“Oh. It’s you, you hairy fucker. You alright?” For Ricky, this is a hearty welcome. “You want a haircut?”

“Why? You selling anything else?” I had to ask.

“No. You want the usual?”

“Yes please Richie.” There was a pause. An uncomfortably long pause.

“Well? How do you want your hair cut?”

“Richie, you’ve cut my hair seven times a year for the last twelve or thirteen years. I always have it cut the same. We see each other six days a week. Can you really not remember how you cut it?”

“Fourteen.” He crossed his arms across his chest and stared at me in the mirror.

“What? Fourteen what?” He’d fucking lost me.

“Fourteen years. I bought the shop from Kev in 1999. March 1999. I’ve got the contract here. I’ve been cutting your hair for fourteen years. See?”

“Which gives you even less reason to forget. Number three on top and-”

“Oh, yeah. Number two round the edges. Sit still, I’ll start. Going away again soon then?”

“Rome.” This was Monday. Word travels fast in a small town.

“Taking whatsername? Yewer wife?” Your always sounds like yewer when Ricky says it. He’s a cunt. The standard of conversation drops into the gutter when it includes me old mate Richie.

“Of course. What are you and Lorraine doing for Christmas? Anything?” The implication of course being that Lorraine would be fucking lucky if Richie even remembered that it was Christmas.

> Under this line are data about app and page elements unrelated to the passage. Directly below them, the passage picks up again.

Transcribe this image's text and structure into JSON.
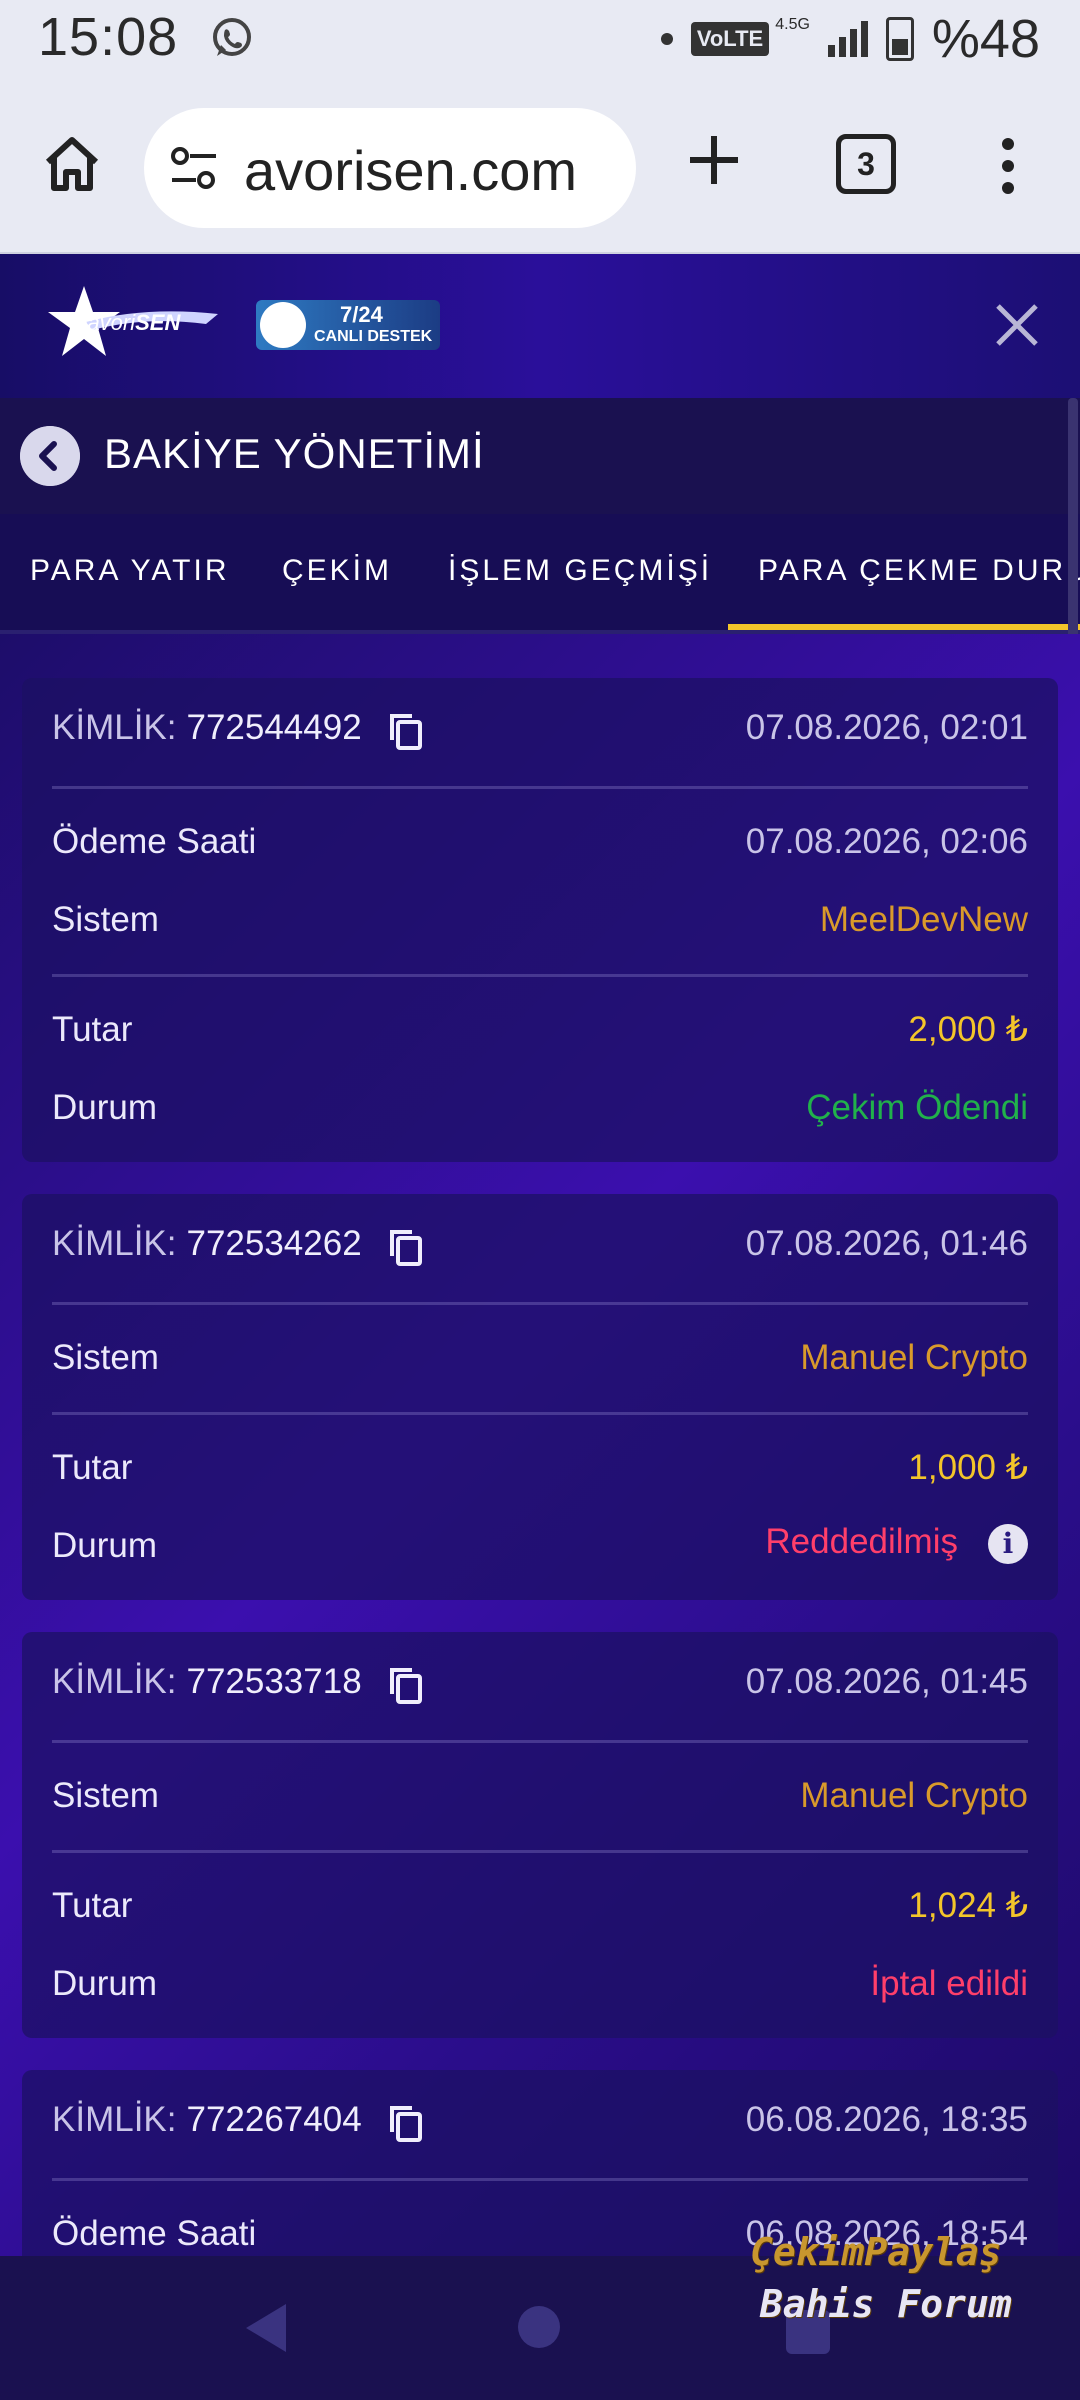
{
  "status_bar": {
    "time": "15:08",
    "network": "VoLTE",
    "network_gen": "4.5G",
    "battery": "%48"
  },
  "browser": {
    "url": "avorisen.com",
    "tab_count": "3"
  },
  "site": {
    "logo_text_1": "Favori",
    "logo_text_2": "SEN",
    "support_hours": "7/24",
    "support_label": "CANLI DESTEK"
  },
  "page": {
    "title": "BAKİYE YÖNETİMİ"
  },
  "tabs": [
    {
      "label": "PARA YATIR"
    },
    {
      "label": "ÇEKİM"
    },
    {
      "label": "İŞLEM GEÇMİŞİ"
    },
    {
      "label": "PARA ÇEKME DURUMU",
      "active": true
    }
  ],
  "labels": {
    "id": "KİMLİK:",
    "payment_time": "Ödeme Saati",
    "system": "Sistem",
    "amount": "Tutar",
    "status": "Durum"
  },
  "withdrawals": [
    {
      "id": "772544492",
      "date": "07.08.2026, 02:01",
      "payment_time": "07.08.2026, 02:06",
      "system": "MeelDevNew",
      "amount": "2,000 ₺",
      "status": "Çekim Ödendi"
    },
    {
      "id": "772534262",
      "date": "07.08.2026, 01:46",
      "system": "Manuel Crypto",
      "amount": "1,000 ₺",
      "status": "Reddedilmiş"
    },
    {
      "id": "772533718",
      "date": "07.08.2026, 01:45",
      "system": "Manuel Crypto",
      "amount": "1,024 ₺",
      "status": "İptal edildi"
    },
    {
      "id": "772267404",
      "date": "06.08.2026, 18:35",
      "payment_time": "06.08.2026, 18:54"
    }
  ],
  "watermark": {
    "line1": "ÇekimPaylaş",
    "line2": "Bahis Forum"
  },
  "colors": {
    "amount": "#f3c52a",
    "system": "#d99a2b",
    "paid": "#21b14b",
    "rejected": "#ff3f6a",
    "tab_active": "#f3c52a"
  }
}
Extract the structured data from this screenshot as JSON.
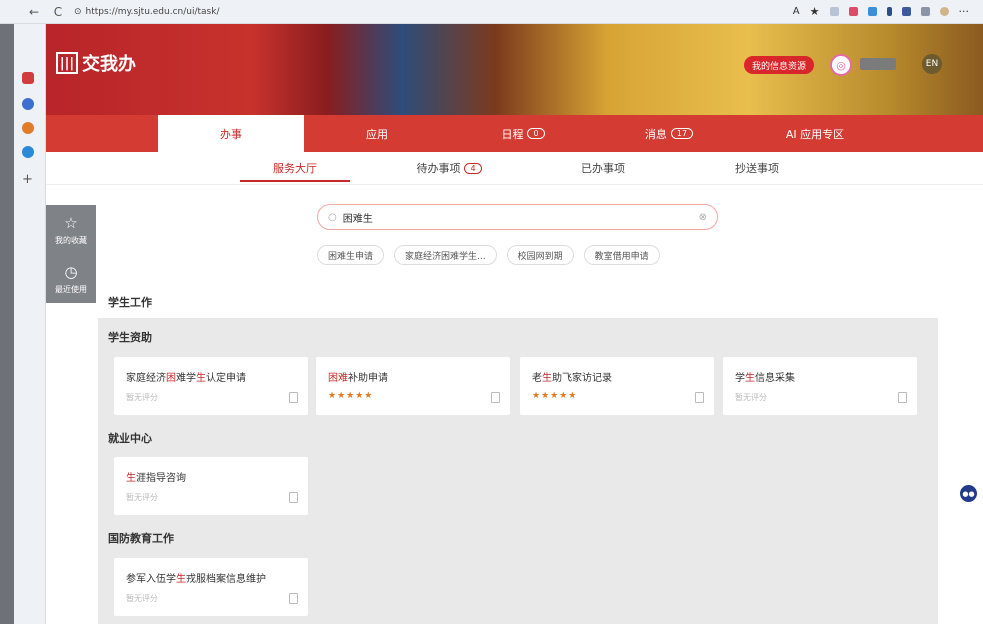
{
  "browser": {
    "url": "https://my.sjtu.edu.cn/ui/task/",
    "back_icon": "←",
    "refresh_icon": "C"
  },
  "header": {
    "logo_text": "交我办",
    "logo_mark": "|||",
    "info_button": "我的信息资源",
    "lang_button": "EN"
  },
  "main_tabs": [
    {
      "label": "办事",
      "badge": ""
    },
    {
      "label": "应用",
      "badge": ""
    },
    {
      "label": "日程",
      "badge": "0"
    },
    {
      "label": "消息",
      "badge": "17"
    },
    {
      "label": "AI 应用专区",
      "badge": ""
    }
  ],
  "sub_tabs": [
    {
      "label": "服务大厅",
      "badge": ""
    },
    {
      "label": "待办事项",
      "badge": "4"
    },
    {
      "label": "已办事项",
      "badge": ""
    },
    {
      "label": "抄送事项",
      "badge": ""
    }
  ],
  "quick_panel": {
    "favorites": "我的收藏",
    "recent": "最近使用"
  },
  "search": {
    "value": "困难生"
  },
  "suggestions": [
    "困难生申请",
    "家庭经济困难学生...",
    "校园网到期",
    "教室借用申请"
  ],
  "sections": {
    "student_work": "学生工作",
    "student_aid": "学生资助",
    "employment": "就业中心",
    "defense": "国防教育工作"
  },
  "cards": {
    "aid": [
      {
        "pre": "家庭经济",
        "hl1": "困",
        "mid": "难学",
        "hl2": "生",
        "post": "认定申请",
        "sub": "暂无评分",
        "stars": ""
      },
      {
        "pre": "",
        "hl1": "困难",
        "mid": "补助申请",
        "hl2": "",
        "post": "",
        "sub": "",
        "stars": "★★★★★"
      },
      {
        "pre": "老",
        "hl1": "生",
        "mid": "助飞家访记录",
        "hl2": "",
        "post": "",
        "sub": "",
        "stars": "★★★★★"
      },
      {
        "pre": "学",
        "hl1": "生",
        "mid": "信息采集",
        "hl2": "",
        "post": "",
        "sub": "暂无评分",
        "stars": ""
      }
    ],
    "employment": [
      {
        "pre": "",
        "hl1": "生",
        "mid": "涯指导咨询",
        "hl2": "",
        "post": "",
        "sub": "暂无评分",
        "stars": ""
      }
    ],
    "defense": [
      {
        "pre": "参军入伍学",
        "hl1": "生",
        "mid": "戎服档案信息维护",
        "hl2": "",
        "post": "",
        "sub": "暂无评分",
        "stars": ""
      }
    ]
  },
  "colors": {
    "accent": "#c52a28",
    "nav_bg": "#d43b33"
  }
}
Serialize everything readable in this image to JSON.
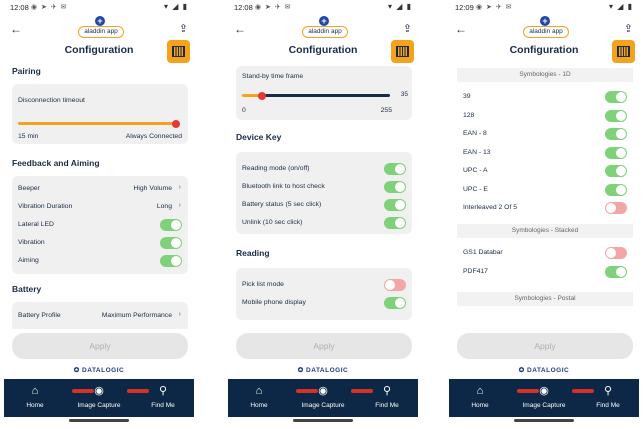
{
  "common": {
    "apps_icons": "◉ ➤ ✈ ✉",
    "sys_icons": "▾ ◢ ▮",
    "back_glyph": "←",
    "share_glyph": "⇪",
    "logo_plus": "+",
    "logo_text": "aladdin app",
    "title": "Configuration",
    "apply_label": "Apply",
    "brand": "✪ DATALOGIC",
    "nav": {
      "home_icon": "⌂",
      "home_label": "Home",
      "capture_icon": "◉",
      "capture_label": "Image Capture",
      "find_icon": "⚲",
      "find_label": "Find Me"
    },
    "chevron": "›",
    "colors": {
      "accent": "#f4a21d",
      "navy": "#0d2846",
      "toggle_on": "#7fd17a",
      "toggle_off": "#f2a6a6",
      "slider_thumb": "#e53935"
    }
  },
  "screen1": {
    "time": "12:08",
    "sections": {
      "pairing": "Pairing",
      "feedback": "Feedback and Aiming",
      "battery": "Battery"
    },
    "disconnection": {
      "label": "Disconnection timeout",
      "min_label": "15 min",
      "max_label": "Always Connected",
      "value_fraction": 1.0
    },
    "beeper": {
      "label": "Beeper",
      "value": "High Volume"
    },
    "vibration_duration": {
      "label": "Vibration Duration",
      "value": "Long"
    },
    "lateral_led": {
      "label": "Lateral LED",
      "state": "on"
    },
    "vibration": {
      "label": "Vibration",
      "state": "on"
    },
    "aiming": {
      "label": "Aiming",
      "state": "on"
    },
    "battery_profile": {
      "label": "Battery Profile",
      "value": "Maximum Performance"
    }
  },
  "screen2": {
    "time": "12:08",
    "standby": {
      "label": "Stand-by time frame",
      "min_label": "0",
      "max_label": "255",
      "value": 35
    },
    "sections": {
      "device_key": "Device Key",
      "reading": "Reading"
    },
    "reading_mode": {
      "label": "Reading mode (on/off)",
      "state": "on"
    },
    "bluetooth_link": {
      "label": "Bluetooth link to host check",
      "state": "on"
    },
    "battery_status": {
      "label": "Battery status (5 sec click)",
      "state": "on"
    },
    "unlink": {
      "label": "Unlink (10 sec click)",
      "state": "on"
    },
    "pick_list": {
      "label": "Pick list mode",
      "state": "off"
    },
    "mobile_phone": {
      "label": "Mobile phone display",
      "state": "on"
    }
  },
  "screen3": {
    "time": "12:09",
    "headers": {
      "one_d": "Symbologies - 1D",
      "stacked": "Symbologies - Stacked",
      "postal": "Symbologies - Postal"
    },
    "symbologies_1d": [
      {
        "label": "39",
        "state": "on"
      },
      {
        "label": "128",
        "state": "on"
      },
      {
        "label": "EAN - 8",
        "state": "on"
      },
      {
        "label": "EAN - 13",
        "state": "on"
      },
      {
        "label": "UPC - A",
        "state": "on"
      },
      {
        "label": "UPC - E",
        "state": "on"
      },
      {
        "label": "Interleaved 2 Of 5",
        "state": "off"
      }
    ],
    "symbologies_stacked": [
      {
        "label": "GS1 Databar",
        "state": "off"
      },
      {
        "label": "PDF417",
        "state": "on"
      }
    ]
  }
}
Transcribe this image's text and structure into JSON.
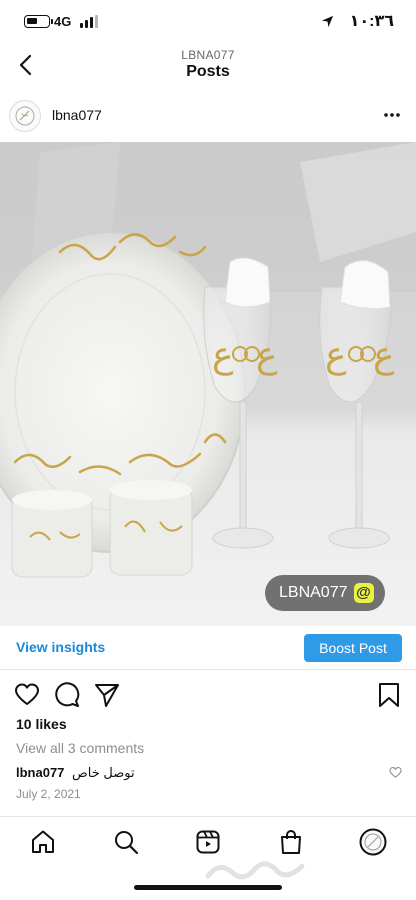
{
  "status_bar": {
    "network": "4G",
    "time": "١٠:٣٦",
    "icons": [
      "battery-icon",
      "signal-icon",
      "location-arrow-icon"
    ]
  },
  "header": {
    "subtitle": "LBNA077",
    "title": "Posts",
    "back_icon": "chevron-left-icon"
  },
  "post": {
    "username": "lbna077",
    "more_icon": "more-horizontal-icon",
    "watermark_text": "LBNA077",
    "watermark_symbol": "@",
    "insights_label": "View insights",
    "boost_label": "Boost Post",
    "likes": "10 likes",
    "comments_label": "View all 3 comments",
    "caption_user": "lbna077",
    "caption_text": "توصل خاص",
    "date": "July 2, 2021",
    "action_icons": [
      "heart-icon",
      "comment-icon",
      "share-icon",
      "bookmark-icon"
    ]
  },
  "bottom_nav": {
    "items": [
      "home-icon",
      "search-icon",
      "reels-icon",
      "shop-icon",
      "profile-icon"
    ]
  },
  "colors": {
    "accent": "#2f9ae8",
    "link": "#1a8ad8",
    "muted": "#8e8e8e",
    "watermark_bg": "#5a5a5a",
    "watermark_at": "#e8f23f"
  }
}
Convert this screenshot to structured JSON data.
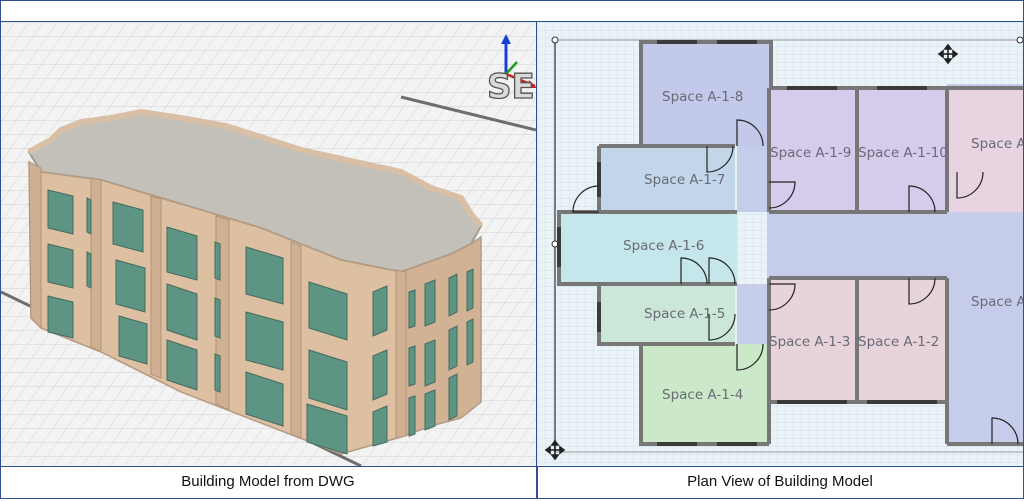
{
  "left_panel": {
    "caption": "Building Model from DWG",
    "view_cube_label": "SE"
  },
  "right_panel": {
    "caption": "Plan View of Building Model",
    "rooms": [
      {
        "id": "a18",
        "label": "Space A-1-8"
      },
      {
        "id": "a19",
        "label": "Space A-1-9"
      },
      {
        "id": "a110",
        "label": "Space A-1-10"
      },
      {
        "id": "a1r",
        "label": "Space A"
      },
      {
        "id": "a17",
        "label": "Space A-1-7"
      },
      {
        "id": "a16",
        "label": "Space A-1-6"
      },
      {
        "id": "a15",
        "label": "Space A-1-5"
      },
      {
        "id": "a14",
        "label": "Space A-1-4"
      },
      {
        "id": "a13",
        "label": "Space A-1-3"
      },
      {
        "id": "a12",
        "label": "Space A-1-2"
      },
      {
        "id": "a1c",
        "label": "Space A"
      }
    ],
    "colors": {
      "corridor": "#c6cdea",
      "a18": "#c3c9ea",
      "a19": "#d6cbea",
      "a110": "#d6cbea",
      "a1r": "#e8d4e0",
      "a17": "#c2d6ea",
      "a16": "#c5e6ea",
      "a15": "#cbe7d8",
      "a14": "#cbe8c8",
      "a13": "#e6d4da",
      "a12": "#e6d4da"
    }
  }
}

“Nah.” Richie always makes no sound like nah. The bastard. “She’ll probably fuck off to her family. I’ll go out on the boat for the day if I can get anyone to crew. I’ve told Alberto he can fuck off if he thinks he’s coming out with me again. He breaks stuff. And Gav’s a cunt. I won’t have him on the boat.” Richie shook his head, more in anger than in ruefulness or sorrow.

“That’s it then Richie.”

“That’s what then, me old mate?” he asked.

“Your entire circle of friends. Lorraine, Alberto and Gav. None of them can crew for you on Christmas day. You’ll have to sit at home on your own and watch the telly. Though Sticks was in my shop this morning complaining that he’ll probably be alone at Christmas too.” As Sticks, a man for whom conversation is a war of mass destruction, and broad beans are a passion, fully deserves to be. “I could always ask him if he’d crew for you? You’d both enjoy that I’m sure.” I wasn’t convincing myself. I didn’t stand a fucking chance with Ricky.

“Nah.” Cunt. “I’ll go out on the bike for the day. By myself. Lovely. Fuck me, look at the hair growing out of yewer ears. Do you want me to shave ’em?”

You see? It truly is the season of joy and goodwill.